Task requirements: The required result is every line of the records that includes "true".

Items from an interface collection:
□ □ □

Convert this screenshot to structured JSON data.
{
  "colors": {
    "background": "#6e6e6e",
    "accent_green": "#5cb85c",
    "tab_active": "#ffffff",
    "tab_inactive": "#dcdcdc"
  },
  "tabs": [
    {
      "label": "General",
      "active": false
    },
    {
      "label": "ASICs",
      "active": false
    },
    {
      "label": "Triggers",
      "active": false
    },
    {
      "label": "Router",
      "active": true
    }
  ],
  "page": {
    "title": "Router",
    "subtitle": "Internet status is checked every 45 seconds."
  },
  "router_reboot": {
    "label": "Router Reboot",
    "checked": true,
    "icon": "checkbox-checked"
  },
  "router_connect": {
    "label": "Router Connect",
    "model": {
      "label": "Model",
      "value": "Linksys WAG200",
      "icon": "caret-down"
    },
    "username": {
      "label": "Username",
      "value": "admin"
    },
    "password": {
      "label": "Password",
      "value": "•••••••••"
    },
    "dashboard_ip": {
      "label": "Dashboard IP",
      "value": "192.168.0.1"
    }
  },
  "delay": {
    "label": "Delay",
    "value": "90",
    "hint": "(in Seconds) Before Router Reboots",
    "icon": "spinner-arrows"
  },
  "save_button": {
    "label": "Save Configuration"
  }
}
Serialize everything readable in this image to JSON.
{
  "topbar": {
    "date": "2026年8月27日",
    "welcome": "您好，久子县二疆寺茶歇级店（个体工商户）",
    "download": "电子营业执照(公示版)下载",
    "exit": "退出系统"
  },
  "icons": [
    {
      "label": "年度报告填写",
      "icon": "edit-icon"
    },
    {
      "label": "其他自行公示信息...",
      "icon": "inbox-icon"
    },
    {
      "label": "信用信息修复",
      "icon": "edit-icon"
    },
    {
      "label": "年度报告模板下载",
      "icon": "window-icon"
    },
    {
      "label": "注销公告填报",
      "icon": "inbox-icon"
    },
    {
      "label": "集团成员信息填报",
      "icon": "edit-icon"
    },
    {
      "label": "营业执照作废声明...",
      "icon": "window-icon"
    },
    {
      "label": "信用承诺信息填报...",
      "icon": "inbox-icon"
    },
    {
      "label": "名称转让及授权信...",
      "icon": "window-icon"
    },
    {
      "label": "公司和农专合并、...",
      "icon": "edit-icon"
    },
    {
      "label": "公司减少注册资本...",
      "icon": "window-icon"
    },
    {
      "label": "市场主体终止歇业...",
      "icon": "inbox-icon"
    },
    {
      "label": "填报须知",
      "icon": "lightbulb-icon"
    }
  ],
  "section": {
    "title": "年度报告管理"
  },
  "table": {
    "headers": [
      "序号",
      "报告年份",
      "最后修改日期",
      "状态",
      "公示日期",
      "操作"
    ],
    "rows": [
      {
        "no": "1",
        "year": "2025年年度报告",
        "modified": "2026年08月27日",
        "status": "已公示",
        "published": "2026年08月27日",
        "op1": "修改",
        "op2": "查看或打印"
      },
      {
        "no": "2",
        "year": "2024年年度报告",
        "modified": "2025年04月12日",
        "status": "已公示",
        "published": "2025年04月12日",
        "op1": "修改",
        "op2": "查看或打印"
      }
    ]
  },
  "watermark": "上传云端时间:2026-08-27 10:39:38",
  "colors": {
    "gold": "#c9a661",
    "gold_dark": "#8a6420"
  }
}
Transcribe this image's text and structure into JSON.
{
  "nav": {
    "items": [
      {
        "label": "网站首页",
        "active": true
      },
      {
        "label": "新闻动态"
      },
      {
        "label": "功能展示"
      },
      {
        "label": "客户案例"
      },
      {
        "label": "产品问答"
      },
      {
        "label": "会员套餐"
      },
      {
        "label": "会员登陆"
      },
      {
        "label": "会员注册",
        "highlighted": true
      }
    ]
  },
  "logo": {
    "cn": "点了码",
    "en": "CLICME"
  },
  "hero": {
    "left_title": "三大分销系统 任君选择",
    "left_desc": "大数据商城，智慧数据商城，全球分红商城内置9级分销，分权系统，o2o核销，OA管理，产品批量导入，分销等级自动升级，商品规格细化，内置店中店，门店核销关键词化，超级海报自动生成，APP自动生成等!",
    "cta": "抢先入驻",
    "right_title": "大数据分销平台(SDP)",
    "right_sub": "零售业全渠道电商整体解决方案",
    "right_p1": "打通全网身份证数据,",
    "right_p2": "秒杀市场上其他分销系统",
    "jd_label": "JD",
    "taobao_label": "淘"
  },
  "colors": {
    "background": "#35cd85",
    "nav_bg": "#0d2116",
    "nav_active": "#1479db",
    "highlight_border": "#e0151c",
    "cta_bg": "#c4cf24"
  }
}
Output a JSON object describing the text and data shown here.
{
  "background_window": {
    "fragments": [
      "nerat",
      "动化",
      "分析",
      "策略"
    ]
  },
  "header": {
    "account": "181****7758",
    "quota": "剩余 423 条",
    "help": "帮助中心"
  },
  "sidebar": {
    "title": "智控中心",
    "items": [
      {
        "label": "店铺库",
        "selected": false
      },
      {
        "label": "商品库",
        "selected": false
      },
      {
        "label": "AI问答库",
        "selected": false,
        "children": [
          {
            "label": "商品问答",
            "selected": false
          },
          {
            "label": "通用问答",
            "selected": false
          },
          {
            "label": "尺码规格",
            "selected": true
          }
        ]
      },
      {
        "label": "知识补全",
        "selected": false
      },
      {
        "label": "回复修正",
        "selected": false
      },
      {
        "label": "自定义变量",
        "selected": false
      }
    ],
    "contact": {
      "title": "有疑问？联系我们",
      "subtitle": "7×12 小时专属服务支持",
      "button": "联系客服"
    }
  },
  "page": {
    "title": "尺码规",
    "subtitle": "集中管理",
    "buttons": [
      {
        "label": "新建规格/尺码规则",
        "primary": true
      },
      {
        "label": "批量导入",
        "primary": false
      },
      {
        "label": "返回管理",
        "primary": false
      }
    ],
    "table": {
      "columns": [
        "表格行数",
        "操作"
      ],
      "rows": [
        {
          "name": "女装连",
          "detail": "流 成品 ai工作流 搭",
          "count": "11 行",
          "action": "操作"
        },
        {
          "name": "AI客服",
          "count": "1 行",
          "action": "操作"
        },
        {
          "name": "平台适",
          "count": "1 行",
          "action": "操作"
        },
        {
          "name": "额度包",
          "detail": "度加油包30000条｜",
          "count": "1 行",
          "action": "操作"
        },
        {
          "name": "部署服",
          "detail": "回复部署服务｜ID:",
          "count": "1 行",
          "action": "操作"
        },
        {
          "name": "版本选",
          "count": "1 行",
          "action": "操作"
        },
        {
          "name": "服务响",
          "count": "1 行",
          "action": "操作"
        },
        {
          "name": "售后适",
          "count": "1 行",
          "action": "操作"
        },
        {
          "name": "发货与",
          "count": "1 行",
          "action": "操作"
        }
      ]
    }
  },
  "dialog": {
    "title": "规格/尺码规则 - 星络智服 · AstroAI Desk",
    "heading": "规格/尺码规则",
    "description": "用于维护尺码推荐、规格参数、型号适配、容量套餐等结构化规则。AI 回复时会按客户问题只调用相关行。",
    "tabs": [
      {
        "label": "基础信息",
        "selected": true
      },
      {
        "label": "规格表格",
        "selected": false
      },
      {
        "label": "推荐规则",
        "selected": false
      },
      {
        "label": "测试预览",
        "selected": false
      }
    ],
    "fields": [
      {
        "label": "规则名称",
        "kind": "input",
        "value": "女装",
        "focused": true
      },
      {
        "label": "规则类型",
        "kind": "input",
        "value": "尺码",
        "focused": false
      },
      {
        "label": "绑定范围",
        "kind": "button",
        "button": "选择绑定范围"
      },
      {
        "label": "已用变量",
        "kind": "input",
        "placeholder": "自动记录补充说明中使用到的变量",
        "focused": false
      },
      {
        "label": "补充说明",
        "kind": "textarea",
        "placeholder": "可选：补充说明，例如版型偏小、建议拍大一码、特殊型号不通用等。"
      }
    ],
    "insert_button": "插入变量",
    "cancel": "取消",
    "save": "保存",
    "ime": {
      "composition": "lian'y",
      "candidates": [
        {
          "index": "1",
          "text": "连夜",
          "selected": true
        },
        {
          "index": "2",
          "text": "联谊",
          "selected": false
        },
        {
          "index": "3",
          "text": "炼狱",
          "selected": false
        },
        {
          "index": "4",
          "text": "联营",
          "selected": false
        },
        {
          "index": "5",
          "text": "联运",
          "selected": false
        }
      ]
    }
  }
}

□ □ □

Final answer:
      "active": true
    "checked": true,
        "active": true
        "highlighted": true
            "selected": true
        "primary": true
        "selected": true
        "focused": true
          "selected": true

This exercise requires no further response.